Female Speaker: Sandy Jabr is a busy lady. She has four of her own children and takes care of her niece after school. And when these kids get home from school, they're hungry, thirsty and looking for a snack. Sandy Jabr: In the afternoon they can have their bananas or the apples, juice, water, milk if they want. Dr. William Cochran: Fruit juice is a good and it's a healthy beverage and I drink juice every morning with my breakfast. But we have to be careful is giving too much juice to kids. So, we recommend that children between a year and about six years of age get four to six ounces of juice a day as a maximum. And then the older kids go ahead and get eight to maybe twelve ounces of juice a day. Female Speaker: And in addition to milk, calcium-fortified juices can be a simple way to help children get the calcium they need to build strong bones. Dr. William Cochran: We now know especially for females, the more calcium you take in as an adolescent female, the better off you're going to be with more calcium in your bones later on when you start decreasing the amount of calcium in your bones after you hit the ripe old age of about thirty five. Female Speaker: What's not healthy is soda. According to the experts, children today are simply drinking too much soda, possibly setting themselves up for a battle with obesity. Dr. William Cochran: It's very, very common for me to see kids drinking three, four cans, you know, or two liters of soda a day and it's a major problem in contributing to they're being overweight. Female Speaker: Soda is not really an issue in the Jabr household. Sandy Jabr: My children don't ask for soda because they're used to it from when they were little, they were not allowed to have it. They just have their water, their juice, that's it. Female Speaker: After the children do their homework, they're allowed to go outside and play for a while. Mom keeps plenty of water on hand to keep them hydrated. Children's bodies are about eighty percent water and that's why they need to keep their water supply at a healthy level and they need a greater amount of water than any other nutrient.
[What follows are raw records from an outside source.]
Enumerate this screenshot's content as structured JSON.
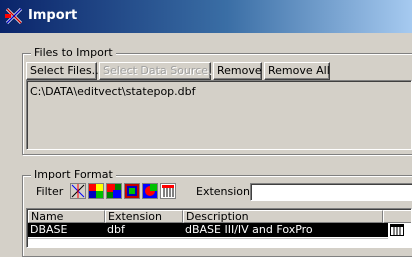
{
  "window": {
    "title": "Import"
  },
  "files_group": {
    "legend": "Files to Import",
    "buttons": {
      "select_files": "Select Files...",
      "select_data_source": "Select Data Source...",
      "remove": "Remove",
      "remove_all": "Remove All"
    },
    "files": [
      "C:\\DATA\\editvect\\statepop.dbf"
    ]
  },
  "format_group": {
    "legend": "Import Format",
    "filter_label": "Filter",
    "filter_icons": [
      "vector-filter-icon",
      "raster-filter-icon",
      "raster-filter-icon-2",
      "raster-filter-icon-3",
      "database-filter-icon"
    ],
    "extension_label": "Extension",
    "extension_value": "",
    "table": {
      "headers": [
        "Name",
        "Extension",
        "Description"
      ],
      "rows": [
        {
          "name": "DBASE",
          "extension": "dbf",
          "description": "dBASE III/IV and FoxPro"
        }
      ]
    }
  },
  "colors": {
    "title_start": "#0a246a",
    "title_end": "#a6caf0",
    "face": "#d4d0c8",
    "selection": "#000000"
  }
}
The other best thirst-quenching beverages are milk and 100 percent fruit juice. Dr. William Cochran: When you get more significant diarrhea and you're starting to get dehydrated, then it's our recommendation you go ahead and take an oral rehydration solution or oral electrolyte solution. And these are specifically designed for infants and children who do indeed have diarrhea and dehydration to give them extra fluid. Female Speaker: If your baby has fewer than six wet diapers a day, has few or no tears when crying, has sunken eyes, it's time to call the pediatrician. He can be severely dehydrated and that's a medical emergency. Sherry Metzger's sixteen-month old son Hutson has a medical condition that makes him very susceptible to diarrhea and dehydration. In fact, he's been hospitalized twice for that. A cold can bring it on in her son, so Sherry knows what to do if Hutson starts getting sick. Sherry Metzger: If he has a cold, he's going to get hit double harder than the normal child, so we have to keep an eye out for that, he has to have double fluids what the normal child would have. So if I catch a cold coming on or a virus, anything out of the norm, I'll start pushing the extra fluids. Female Speaker: Sports and outside activities can make a child more thirsty than usual. Pediatricians recommend that young athletes take in four to eight ounces of fluid every fifteen to twenty minutes. And the best fluid to keep future soccer stars kicking is water or fruit juice that has been cut in half with water.